**What to produce:**
Nothing in the entries may change when you repeat them, and no images may appear.

**Exercise inputs:**
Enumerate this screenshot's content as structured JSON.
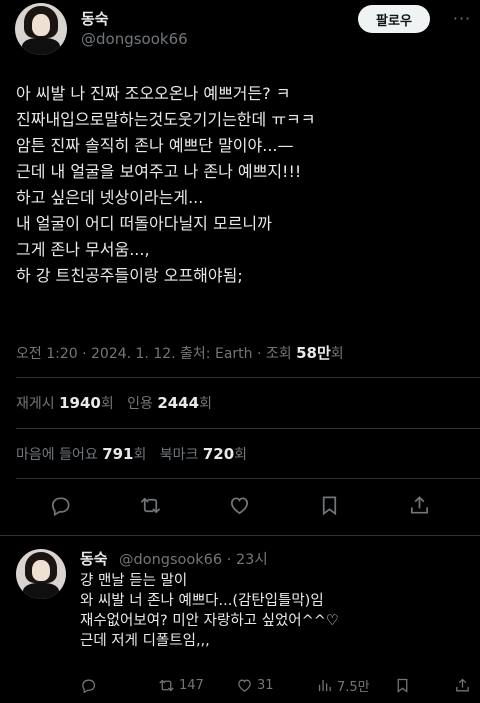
{
  "tweet": {
    "author_name": "동숙",
    "author_handle": "@dongsook66",
    "follow_label": "팔로우",
    "more_label": "···",
    "lines": [
      "아 씨발 나 진짜 조오오온나 예쁘거든? ㅋ",
      "진짜내입으로말하는것도웃기기는한데 ㅠㅋㅋ",
      "암튼 진짜 솔직히 존나 예쁘단 말이야...—",
      "근데 내 얼굴을 보여주고 나 존나 예쁘지!!!",
      "하고 싶은데 넷상이라는게...",
      "내 얼굴이 어디 떠돌아다닐지 모르니까",
      "그게 존나 무서움...,",
      "하 강 트친공주들이랑 오프해야됨;"
    ],
    "meta_prefix": "오전 1:20 · 2024. 1. 12. 출처: Earth · 조회 ",
    "views_count": "58만",
    "views_suffix": "회",
    "retweets_label": "재게시 ",
    "retweets_count": "1940",
    "retweets_suffix": "회",
    "quotes_label": "인용 ",
    "quotes_count": "2444",
    "quotes_suffix": "회",
    "likes_label": "마음에 들어요 ",
    "likes_count": "791",
    "likes_suffix": "회",
    "bookmarks_label": "북마크 ",
    "bookmarks_count": "720",
    "bookmarks_suffix": "회"
  },
  "reply": {
    "author_name": "동숙",
    "handle_time": "@dongsook66 · 23시",
    "lines": [
      "걍 맨날 듣는 말이",
      "와 씨발 너 존나 예쁘다...(감탄입틀막)임",
      "재수없어보여? 미안 자랑하고 싶었어^^♡",
      "근데 저게 디폴트임,,,"
    ],
    "retweets": "147",
    "likes": "31",
    "views": "7.5만"
  },
  "colors": {
    "background": "#000000",
    "text": "#e7e9ea",
    "muted": "#71767b",
    "divider": "#2f3336",
    "follow_bg": "#eff3f4"
  },
  "icons": [
    "reply-icon",
    "retweet-icon",
    "like-icon",
    "bookmark-icon",
    "share-icon",
    "views-icon"
  ]
}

**Solution for this exercise:**
Enumerate this screenshot's content as structured JSON.
{
  "tweet": {
    "author_name": "동숙",
    "author_handle": "@dongsook66",
    "follow_label": "팔로우",
    "more_label": "···",
    "lines": [
      "아 씨발 나 진짜 조오오온나 예쁘거든? ㅋ",
      "진짜내입으로말하는것도웃기기는한데 ㅠㅋㅋ",
      "암튼 진짜 솔직히 존나 예쁘단 말이야...—",
      "근데 내 얼굴을 보여주고 나 존나 예쁘지!!!",
      "하고 싶은데 넷상이라는게...",
      "내 얼굴이 어디 떠돌아다닐지 모르니까",
      "그게 존나 무서움...,",
      "하 강 트친공주들이랑 오프해야됨;"
    ],
    "meta_prefix": "오전 1:20 · 2024. 1. 12. 출처: Earth · 조회 ",
    "views_count": "58만",
    "views_suffix": "회",
    "retweets_label": "재게시 ",
    "retweets_count": "1940",
    "retweets_suffix": "회",
    "quotes_label": "인용 ",
    "quotes_count": "2444",
    "quotes_suffix": "회",
    "likes_label": "마음에 들어요 ",
    "likes_count": "791",
    "likes_suffix": "회",
    "bookmarks_label": "북마크 ",
    "bookmarks_count": "720",
    "bookmarks_suffix": "회"
  },
  "reply": {
    "author_name": "동숙",
    "handle_time": "@dongsook66 · 23시",
    "lines": [
      "걍 맨날 듣는 말이",
      "와 씨발 너 존나 예쁘다...(감탄입틀막)임",
      "재수없어보여? 미안 자랑하고 싶었어^^♡",
      "근데 저게 디폴트임,,,"
    ],
    "retweets": "147",
    "likes": "31",
    "views": "7.5만"
  },
  "colors": {
    "background": "#000000",
    "text": "#e7e9ea",
    "muted": "#71767b",
    "divider": "#2f3336",
    "follow_bg": "#eff3f4"
  },
  "icons": [
    "reply-icon",
    "retweet-icon",
    "like-icon",
    "bookmark-icon",
    "share-icon",
    "views-icon"
  ]
}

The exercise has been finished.